# What Stopping Criteria to Use in Projected Gradient Descent

Suppose we want to solve a convex constrained minimization problem. We want to use projected gradient descent. If there was no constraint the stopping condition for a gradient descent algorithm would be that the gradient of function is close to zero.

But for a constrained problem the gradient at the optimal point is not necessarily (close to) zero. Now what stopping condition should we use for a projected gradient descent algorithm?

– user856
Nov 13, 2012 at 0:20
• @RahulNarain Could you complete the answer? Nov 13, 2012 at 0:43
• I don't know the answer, or I would have posted it. I just didn't understand your acceptance criteria. Usually when one accepts an answer, it means that one has found out what they wanted to know and are not looking for any more answers.
– user856
Nov 13, 2012 at 17:21

Just like in the gradient descent method, you want to stop when the norm of the gradient is sufficiently small, in the projected gradient method, you want to stop when the norm of the projected gradient is sufficiently small. Suppose the projected gradient is zero. Geometrically, that means that the negative gradient lies in the normal cone to the feasible set. If you had linear equality constraints only, it would mean that the gradient vector is orthogonal to the feasible set. In other words, it's locally impossible to find a descent direction, and you have first-order optimality.

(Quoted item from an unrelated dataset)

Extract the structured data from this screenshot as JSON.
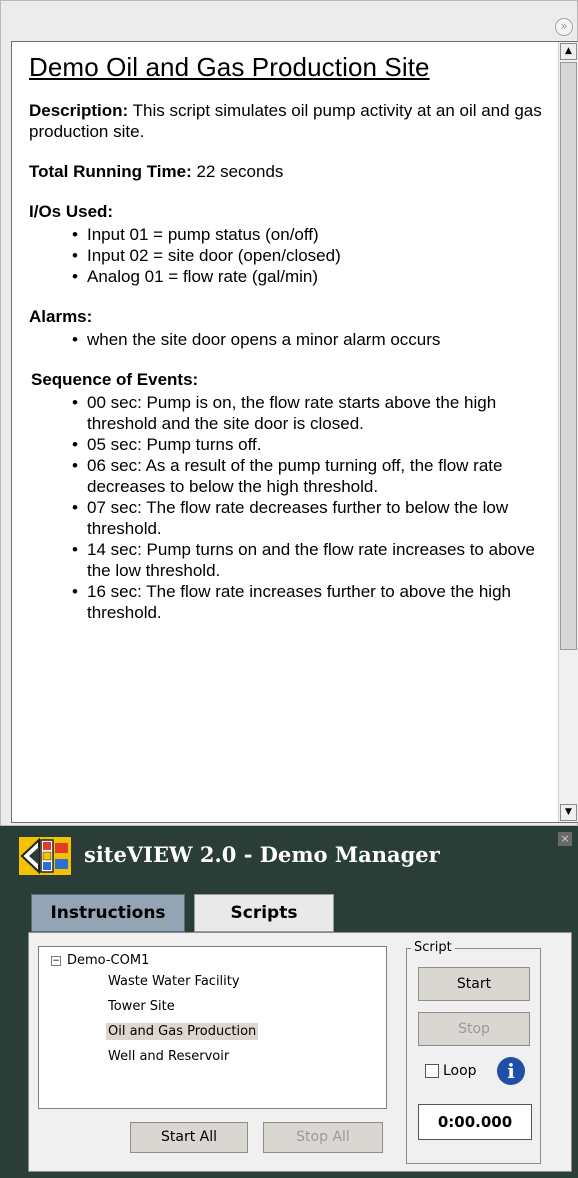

• Thanks. Do you have a formal proof for this? (Do you know where I can find it?) May 9, 2014 at 2:22
• Look for example in Numerical Optimization (Nocedal & Wright, Springer), Section 12.3 "First-Order Optimality Conditions". For any optimization problem, the first-order conditions are that the negative gradient lie in the normal cone. May 9, 2014 at 8:16
• @ Dominique, what do you mean projected gradient in "projected gradient is sufficiently small"? Can you explain it more clearly? Jan 19, 2016 at 15:55
• @Richkent the concept of projected gradient depends on the type of constraints. If you have equality constraints, the projected gradient is the orthogonal projection of the usual gradient into the subspace tangent to the constraints. If you have inequality constraints, the projection is into the tangent cone to the active inequalities. That's what the Kuhn-Tucker conditions express when your objective and constraints are smooth and the Slater qualification holds. The section of Nocedal & Wright that I recommended above has all the details. I hope this helps. Jan 27, 2016 at 23:39

there are actually several methods for dealing with constraint optimization problems. See Penalty Method or Augmented Lagrangian Method as two examples.

To solve the problem \begin{align} \min f( x) \\ \text{ subject to: } c_i( x) \ge 0 ~\forall i \in I \end{align} We reformulate the problem for the Penalty Method as follows \begin{align} \min F(x)_k = f(x) + {\sigma_k}_i p(c_i(x)) \end{align} With $p(c) = \min(0,c)^2$.

Then inside each of your optimization iteration, you iterate over k, increasing the penalty coefficients ${\sigma_k}_i$.Thus you hope to obtain a solution to your minimization problem $F$ which also minimizes $f$, while fullfilling the constraints.

Edit:

Note that also the constraints have to be smooth as you evaluate the gradient.

• How is this related to the question??? May 8, 2014 at 22:35